-- Data section follows --
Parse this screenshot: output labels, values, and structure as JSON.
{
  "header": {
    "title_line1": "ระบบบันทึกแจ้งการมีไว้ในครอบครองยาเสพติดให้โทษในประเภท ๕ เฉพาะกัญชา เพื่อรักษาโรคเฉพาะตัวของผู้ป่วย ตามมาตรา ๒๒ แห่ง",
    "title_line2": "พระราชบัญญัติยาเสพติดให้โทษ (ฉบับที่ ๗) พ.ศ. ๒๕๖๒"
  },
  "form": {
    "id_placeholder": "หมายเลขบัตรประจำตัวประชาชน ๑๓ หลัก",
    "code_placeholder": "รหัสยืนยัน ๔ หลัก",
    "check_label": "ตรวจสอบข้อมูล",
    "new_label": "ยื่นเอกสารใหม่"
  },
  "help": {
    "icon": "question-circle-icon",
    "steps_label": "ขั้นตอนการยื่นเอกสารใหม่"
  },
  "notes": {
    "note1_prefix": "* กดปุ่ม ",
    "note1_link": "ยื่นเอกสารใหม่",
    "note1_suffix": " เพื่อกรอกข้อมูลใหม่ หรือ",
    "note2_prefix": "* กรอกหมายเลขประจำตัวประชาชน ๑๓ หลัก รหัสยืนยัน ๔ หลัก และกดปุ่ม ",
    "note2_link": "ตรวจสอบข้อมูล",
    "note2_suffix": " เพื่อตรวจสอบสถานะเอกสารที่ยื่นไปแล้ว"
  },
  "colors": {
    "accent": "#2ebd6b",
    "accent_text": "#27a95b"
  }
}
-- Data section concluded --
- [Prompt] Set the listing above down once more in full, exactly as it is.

- [Solution for this problem]
Parse this screenshot: output labels, values, and structure as JSON.
{
  "header": {
    "title_line1": "ระบบบันทึกแจ้งการมีไว้ในครอบครองยาเสพติดให้โทษในประเภท ๕ เฉพาะกัญชา เพื่อรักษาโรคเฉพาะตัวของผู้ป่วย ตามมาตรา ๒๒ แห่ง",
    "title_line2": "พระราชบัญญัติยาเสพติดให้โทษ (ฉบับที่ ๗) พ.ศ. ๒๕๖๒"
  },
  "form": {
    "id_placeholder": "หมายเลขบัตรประจำตัวประชาชน ๑๓ หลัก",
    "code_placeholder": "รหัสยืนยัน ๔ หลัก",
    "check_label": "ตรวจสอบข้อมูล",
    "new_label": "ยื่นเอกสารใหม่"
  },
  "help": {
    "icon": "question-circle-icon",
    "steps_label": "ขั้นตอนการยื่นเอกสารใหม่"
  },
  "notes": {
    "note1_prefix": "* กดปุ่ม ",
    "note1_link": "ยื่นเอกสารใหม่",
    "note1_suffix": " เพื่อกรอกข้อมูลใหม่ หรือ",
    "note2_prefix": "* กรอกหมายเลขประจำตัวประชาชน ๑๓ หลัก รหัสยืนยัน ๔ หลัก และกดปุ่ม ",
    "note2_link": "ตรวจสอบข้อมูล",
    "note2_suffix": " เพื่อตรวจสอบสถานะเอกสารที่ยื่นไปแล้ว"
  },
  "colors": {
    "accent": "#2ebd6b",
    "accent_text": "#27a95b"
  }
}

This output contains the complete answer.